Step 3 – Generate the Early Bound Entity Classes using CrmSvcUtil.exe

  • Open a command prompt and navigate to {PathForCrmSDK}\sdk\bin\
  • Run CrmSvcUtil with the following options [replace highlighted sections with correct information for your CRM Online Instance]:
    CrmSvcUtil.exe /url:https://myorg.crm.dynamics.com/XRMServices/2011/Organization.svc /out:CrmProxy.cs
    /username:”myname@live.com” /password:”myp@ssword!” /serviceContextName:CrmOnlineContext
  • If everything goes correctly the tool will exit with: “Code written to C:\CRM\SDK\bin\GeneratedCode.cs

Step 4 – Create your Visual Studio Project

  • Open Visual Studio and create your project. For this example we’ll create a simple console app, but the steps are pretty much the same for other project types.
    vs1
  • In the project troperties make sure the target Framework is the .Net Framework 4 and not the .Net Framework 4 Client Profile:
    vs_2
  • Add the GeneratedCode.cs file to the project
  • Add the following references to the project [the first three dlls are located in {PathForCrmSDK}\sdk\bin\]:
    • microsoft.crm.sdk.proxy.dll
    • microsoft.xrm.client.dll
    • microsoft.xrm.sdk.dll
    • System.Runtime.Serialization.dll
    • System.Web.dll
    • System.Configuration.dll
  • Add an app.config file to the project
  • At this point your project should look like this (you might want to check if it builds as well):
    vs_4

Step 5 – Write some code

  • In the app.config add the Connection Strings section with a connection string for your CRM Online instance [make sure to replace the url, username, password, deviceid and devicepassword]:
    1. <?xmlversion=1.0?>
    2. <configuration>
    3.   <startup>
    4.     <supportedRuntimeversion=v4.0sku=.NETFramework,Version=v4.0/>
    5.   </startup>
    6.   <connectionStrings>
    7.     <addname=CrmOnlineconnectionString=Url=https://myorg.crm.dynamics.com;
    8.          Username=myname@live.com; Password=myp@ssword!;
    9.          DeviceID=MyDeviceId; DevicePassword=MyDevicePassword/>
    10.   </connectionStrings>
    11. </configuration>
  • Add the following usings in program.cs:
    1. using Microsoft.Xrm.Client;
    2. using Microsoft.Xrm.Client.Services;
  • In the main Method of program.cs add the following lines of code (notice the use of the very handy CrmConnection class):
    1. static void Main(string[] args)
    2. {
    3.     var connection = new CrmConnection(“CrmOnline”);
    4.     using (var serviceproxy = new OrganizationService(connection))
    5.     {
    6.         var context = new CrmOnlineContext(serviceproxy);
    7.         var contacts =
    8.             from c in context.ContactSet
    9.             select c;
    10.         foreach (var contact in contacts)
    11.         {
    12.             Console.WriteLine(contact.FullName);
    13.         }
    14.     }
    15.     Console.WriteLine(“Press any key to exit…”);
    16.     Console.ReadKey();
    17. }
  • Step 6 – Run your application

    • Press F5 to build and run your application.

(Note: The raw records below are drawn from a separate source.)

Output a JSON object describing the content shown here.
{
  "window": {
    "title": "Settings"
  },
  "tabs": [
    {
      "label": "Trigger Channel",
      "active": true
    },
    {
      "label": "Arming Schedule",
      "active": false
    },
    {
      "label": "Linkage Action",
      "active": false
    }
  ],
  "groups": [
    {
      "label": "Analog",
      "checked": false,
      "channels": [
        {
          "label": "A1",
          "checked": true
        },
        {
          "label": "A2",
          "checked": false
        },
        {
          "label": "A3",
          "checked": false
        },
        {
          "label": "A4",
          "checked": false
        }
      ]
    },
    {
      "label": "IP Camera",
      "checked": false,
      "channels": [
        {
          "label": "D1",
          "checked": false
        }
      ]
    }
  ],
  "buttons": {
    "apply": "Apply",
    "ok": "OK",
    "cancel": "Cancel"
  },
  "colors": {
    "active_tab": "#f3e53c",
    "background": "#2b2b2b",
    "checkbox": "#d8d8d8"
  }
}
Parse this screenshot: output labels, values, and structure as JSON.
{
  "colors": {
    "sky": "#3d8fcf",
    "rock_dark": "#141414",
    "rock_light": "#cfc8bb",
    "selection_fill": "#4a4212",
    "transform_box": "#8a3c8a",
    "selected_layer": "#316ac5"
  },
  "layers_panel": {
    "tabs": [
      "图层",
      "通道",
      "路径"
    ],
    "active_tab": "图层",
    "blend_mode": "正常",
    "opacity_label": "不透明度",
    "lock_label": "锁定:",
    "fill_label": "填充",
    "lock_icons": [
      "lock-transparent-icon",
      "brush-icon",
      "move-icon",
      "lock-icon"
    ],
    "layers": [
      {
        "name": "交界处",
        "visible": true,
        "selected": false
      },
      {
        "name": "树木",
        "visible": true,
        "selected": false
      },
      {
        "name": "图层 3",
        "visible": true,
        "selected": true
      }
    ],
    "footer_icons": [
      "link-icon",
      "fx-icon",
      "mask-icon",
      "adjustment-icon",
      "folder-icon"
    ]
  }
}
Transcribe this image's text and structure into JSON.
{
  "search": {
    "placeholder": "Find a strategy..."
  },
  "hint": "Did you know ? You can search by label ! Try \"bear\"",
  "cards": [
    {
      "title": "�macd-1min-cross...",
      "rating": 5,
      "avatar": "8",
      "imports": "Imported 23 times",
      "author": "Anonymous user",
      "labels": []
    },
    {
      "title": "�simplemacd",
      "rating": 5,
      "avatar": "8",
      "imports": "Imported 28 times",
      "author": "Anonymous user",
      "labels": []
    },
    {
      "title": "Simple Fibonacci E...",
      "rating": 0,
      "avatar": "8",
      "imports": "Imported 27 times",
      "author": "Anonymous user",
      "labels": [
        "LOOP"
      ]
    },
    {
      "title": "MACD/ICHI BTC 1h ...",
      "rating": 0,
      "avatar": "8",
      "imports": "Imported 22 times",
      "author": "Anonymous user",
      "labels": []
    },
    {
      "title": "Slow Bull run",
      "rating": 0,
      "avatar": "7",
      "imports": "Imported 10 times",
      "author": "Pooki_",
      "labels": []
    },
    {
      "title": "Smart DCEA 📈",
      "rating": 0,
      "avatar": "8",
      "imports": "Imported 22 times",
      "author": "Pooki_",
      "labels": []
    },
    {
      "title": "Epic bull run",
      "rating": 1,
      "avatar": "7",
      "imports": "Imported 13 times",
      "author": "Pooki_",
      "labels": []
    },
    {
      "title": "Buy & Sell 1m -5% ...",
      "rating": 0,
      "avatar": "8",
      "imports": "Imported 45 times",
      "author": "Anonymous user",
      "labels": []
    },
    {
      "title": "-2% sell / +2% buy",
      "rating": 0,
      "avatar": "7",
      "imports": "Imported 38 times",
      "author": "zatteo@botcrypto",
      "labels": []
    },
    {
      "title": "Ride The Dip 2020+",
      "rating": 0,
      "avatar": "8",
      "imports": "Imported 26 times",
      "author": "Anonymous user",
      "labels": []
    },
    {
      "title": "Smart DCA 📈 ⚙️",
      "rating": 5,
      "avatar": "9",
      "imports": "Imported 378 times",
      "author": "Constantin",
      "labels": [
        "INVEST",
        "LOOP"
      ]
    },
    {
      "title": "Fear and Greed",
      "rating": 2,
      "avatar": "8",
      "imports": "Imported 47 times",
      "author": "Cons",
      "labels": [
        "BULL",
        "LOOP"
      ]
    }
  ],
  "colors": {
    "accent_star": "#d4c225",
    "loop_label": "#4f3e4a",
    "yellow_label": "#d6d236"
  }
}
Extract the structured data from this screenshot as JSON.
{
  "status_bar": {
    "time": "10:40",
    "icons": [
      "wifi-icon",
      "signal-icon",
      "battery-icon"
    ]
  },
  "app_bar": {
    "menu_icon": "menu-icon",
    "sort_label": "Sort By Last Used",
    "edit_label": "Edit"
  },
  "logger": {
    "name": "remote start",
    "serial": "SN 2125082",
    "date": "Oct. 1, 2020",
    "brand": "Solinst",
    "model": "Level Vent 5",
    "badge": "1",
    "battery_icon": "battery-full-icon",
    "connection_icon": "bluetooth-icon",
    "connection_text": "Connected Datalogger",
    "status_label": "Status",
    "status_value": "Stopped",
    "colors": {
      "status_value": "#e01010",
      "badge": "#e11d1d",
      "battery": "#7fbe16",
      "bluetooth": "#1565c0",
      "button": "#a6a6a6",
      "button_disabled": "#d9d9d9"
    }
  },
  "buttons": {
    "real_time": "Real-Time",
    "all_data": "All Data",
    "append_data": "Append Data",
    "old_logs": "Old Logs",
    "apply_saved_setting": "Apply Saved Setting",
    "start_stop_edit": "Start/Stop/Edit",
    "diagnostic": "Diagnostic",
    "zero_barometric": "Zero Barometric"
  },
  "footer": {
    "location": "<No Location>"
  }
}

If everything went OK the console application will show the contacts stored in your CRM.

    That’s it! you are now all set to start writing code that interacts with the CRM Online Services.

Unblanking the Blank Screen

Aaah, the first blog post and the blank screen with the blinking cursor. What better recipe for instant writer’s block? How to fill the page with a vaguely interesting words that explain what the blog is going to be about and how it is going to add value in a world already saturated with blogs on any imaginable subject?

I guess I can start with explaining what this blog will be about: it won’t be about my hobbies [scuba diving, mountain biking], my daughter [even though there is plenty to tell about a feisty 15 month old] or my live in Sydney, Australia.

What this blog will be about is my daily experiences as a consultant working with Microsoft Dynamics CRM and related Microsoft technologies. While there are already a large number of blogs around I hope I can make my own small contribution and share some of my experiences.

My aim is to blog regularly and not fall in the “I’ve been busy lately and haven’t had time to blog” blog post trap. I’ll also try to find things reasonably entertaining and readable even though the content might be quite technical and dry at times.

On that note – enough for now. Let’s get cracking on the first real blog post.